* [Your goal]
Read the data below line by line and copy each one with "icon" in it.

* [Exercise materials]
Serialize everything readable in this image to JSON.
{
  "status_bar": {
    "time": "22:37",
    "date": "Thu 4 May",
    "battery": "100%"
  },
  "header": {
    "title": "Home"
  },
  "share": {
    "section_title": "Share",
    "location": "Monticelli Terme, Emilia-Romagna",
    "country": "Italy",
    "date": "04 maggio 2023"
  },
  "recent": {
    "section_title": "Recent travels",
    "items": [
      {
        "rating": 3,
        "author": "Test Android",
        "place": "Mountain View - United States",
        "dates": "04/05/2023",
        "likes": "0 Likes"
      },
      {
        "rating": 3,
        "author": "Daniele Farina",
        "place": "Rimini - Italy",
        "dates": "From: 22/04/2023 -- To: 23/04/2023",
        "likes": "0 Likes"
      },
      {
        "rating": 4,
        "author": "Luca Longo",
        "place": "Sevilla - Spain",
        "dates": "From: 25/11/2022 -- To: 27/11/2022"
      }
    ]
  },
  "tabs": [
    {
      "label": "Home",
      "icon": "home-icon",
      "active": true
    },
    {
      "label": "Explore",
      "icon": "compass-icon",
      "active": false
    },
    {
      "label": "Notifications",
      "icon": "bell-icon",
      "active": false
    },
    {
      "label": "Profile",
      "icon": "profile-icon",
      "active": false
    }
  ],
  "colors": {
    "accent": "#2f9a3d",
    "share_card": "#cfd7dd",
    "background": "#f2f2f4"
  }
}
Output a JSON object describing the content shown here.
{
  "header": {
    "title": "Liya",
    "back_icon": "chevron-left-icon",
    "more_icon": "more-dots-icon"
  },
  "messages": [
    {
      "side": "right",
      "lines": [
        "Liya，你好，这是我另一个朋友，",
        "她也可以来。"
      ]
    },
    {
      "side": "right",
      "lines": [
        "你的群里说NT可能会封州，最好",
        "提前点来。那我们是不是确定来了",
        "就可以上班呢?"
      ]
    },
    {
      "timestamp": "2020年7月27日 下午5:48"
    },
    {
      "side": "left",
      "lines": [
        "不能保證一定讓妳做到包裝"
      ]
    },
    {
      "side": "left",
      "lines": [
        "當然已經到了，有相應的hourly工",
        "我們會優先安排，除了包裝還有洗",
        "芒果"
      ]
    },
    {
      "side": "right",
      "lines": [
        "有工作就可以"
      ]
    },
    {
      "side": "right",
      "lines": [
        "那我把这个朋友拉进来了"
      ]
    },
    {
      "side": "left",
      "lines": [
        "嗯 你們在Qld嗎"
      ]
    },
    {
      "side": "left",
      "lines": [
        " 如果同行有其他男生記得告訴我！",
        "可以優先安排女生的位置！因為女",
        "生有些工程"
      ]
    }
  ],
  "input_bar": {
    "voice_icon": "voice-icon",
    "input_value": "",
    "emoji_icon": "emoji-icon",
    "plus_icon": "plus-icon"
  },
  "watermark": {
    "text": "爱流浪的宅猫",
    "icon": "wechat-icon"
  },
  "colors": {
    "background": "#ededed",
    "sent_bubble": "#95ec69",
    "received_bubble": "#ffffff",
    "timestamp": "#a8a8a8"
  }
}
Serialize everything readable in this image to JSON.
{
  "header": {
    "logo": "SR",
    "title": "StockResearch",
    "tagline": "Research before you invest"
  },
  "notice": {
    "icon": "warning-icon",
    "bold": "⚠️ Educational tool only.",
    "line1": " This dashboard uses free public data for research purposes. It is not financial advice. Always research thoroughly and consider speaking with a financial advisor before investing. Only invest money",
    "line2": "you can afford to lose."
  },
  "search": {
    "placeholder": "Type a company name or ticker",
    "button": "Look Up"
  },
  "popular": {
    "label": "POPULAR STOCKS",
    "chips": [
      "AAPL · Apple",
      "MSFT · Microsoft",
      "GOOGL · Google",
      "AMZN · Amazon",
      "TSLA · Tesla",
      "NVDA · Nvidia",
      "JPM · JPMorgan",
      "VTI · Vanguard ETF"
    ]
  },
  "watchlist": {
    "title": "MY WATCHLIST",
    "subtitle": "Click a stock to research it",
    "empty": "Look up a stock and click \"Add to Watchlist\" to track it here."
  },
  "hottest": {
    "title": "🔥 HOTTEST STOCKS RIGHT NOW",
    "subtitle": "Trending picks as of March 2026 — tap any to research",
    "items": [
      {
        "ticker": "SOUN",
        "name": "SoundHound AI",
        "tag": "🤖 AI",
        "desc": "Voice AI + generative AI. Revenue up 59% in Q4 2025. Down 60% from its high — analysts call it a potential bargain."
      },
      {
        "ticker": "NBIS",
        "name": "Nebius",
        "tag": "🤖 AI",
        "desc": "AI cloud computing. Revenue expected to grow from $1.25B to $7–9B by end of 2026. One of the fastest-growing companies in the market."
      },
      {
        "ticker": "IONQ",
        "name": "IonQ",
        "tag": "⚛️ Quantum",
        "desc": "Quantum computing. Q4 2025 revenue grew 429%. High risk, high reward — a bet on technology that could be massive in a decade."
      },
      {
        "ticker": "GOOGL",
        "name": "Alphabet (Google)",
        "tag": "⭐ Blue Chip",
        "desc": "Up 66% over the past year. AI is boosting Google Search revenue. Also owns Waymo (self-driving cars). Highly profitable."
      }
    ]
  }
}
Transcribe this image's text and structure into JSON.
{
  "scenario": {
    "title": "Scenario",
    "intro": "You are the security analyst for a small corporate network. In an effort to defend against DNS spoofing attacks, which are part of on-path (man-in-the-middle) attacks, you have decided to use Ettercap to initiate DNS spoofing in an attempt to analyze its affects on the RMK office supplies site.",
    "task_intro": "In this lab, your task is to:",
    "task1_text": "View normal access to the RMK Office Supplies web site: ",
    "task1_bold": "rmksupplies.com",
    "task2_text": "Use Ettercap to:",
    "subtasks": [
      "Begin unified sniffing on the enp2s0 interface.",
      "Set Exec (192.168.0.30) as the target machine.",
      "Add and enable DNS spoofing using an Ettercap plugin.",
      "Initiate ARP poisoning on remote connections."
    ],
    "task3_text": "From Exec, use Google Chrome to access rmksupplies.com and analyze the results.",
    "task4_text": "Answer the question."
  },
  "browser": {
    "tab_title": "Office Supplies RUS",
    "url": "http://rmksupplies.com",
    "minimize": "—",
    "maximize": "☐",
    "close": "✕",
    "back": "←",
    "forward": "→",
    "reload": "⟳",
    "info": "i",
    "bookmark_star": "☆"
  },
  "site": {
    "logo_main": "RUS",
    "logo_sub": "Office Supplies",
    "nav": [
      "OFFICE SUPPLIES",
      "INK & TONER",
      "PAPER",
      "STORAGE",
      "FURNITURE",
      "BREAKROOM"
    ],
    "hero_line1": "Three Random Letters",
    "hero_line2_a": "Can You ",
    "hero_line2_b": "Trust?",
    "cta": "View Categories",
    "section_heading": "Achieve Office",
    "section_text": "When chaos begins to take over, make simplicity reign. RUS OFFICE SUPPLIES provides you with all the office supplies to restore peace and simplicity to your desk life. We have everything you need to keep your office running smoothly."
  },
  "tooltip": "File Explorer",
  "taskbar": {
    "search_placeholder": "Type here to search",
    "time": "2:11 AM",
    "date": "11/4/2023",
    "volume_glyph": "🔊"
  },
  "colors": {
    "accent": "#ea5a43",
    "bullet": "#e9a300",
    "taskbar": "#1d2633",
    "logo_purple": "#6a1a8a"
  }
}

* [Response below]
      "icon": "home-icon",
      "icon": "compass-icon",
      "icon": "bell-icon",
      "icon": "profile-icon",
    "back_icon": "chevron-left-icon",
    "more_icon": "more-dots-icon"
    "voice_icon": "voice-icon",
    "emoji_icon": "emoji-icon",
    "plus_icon": "plus-icon"
    "icon": "wechat-icon"
    "icon": "warning-icon",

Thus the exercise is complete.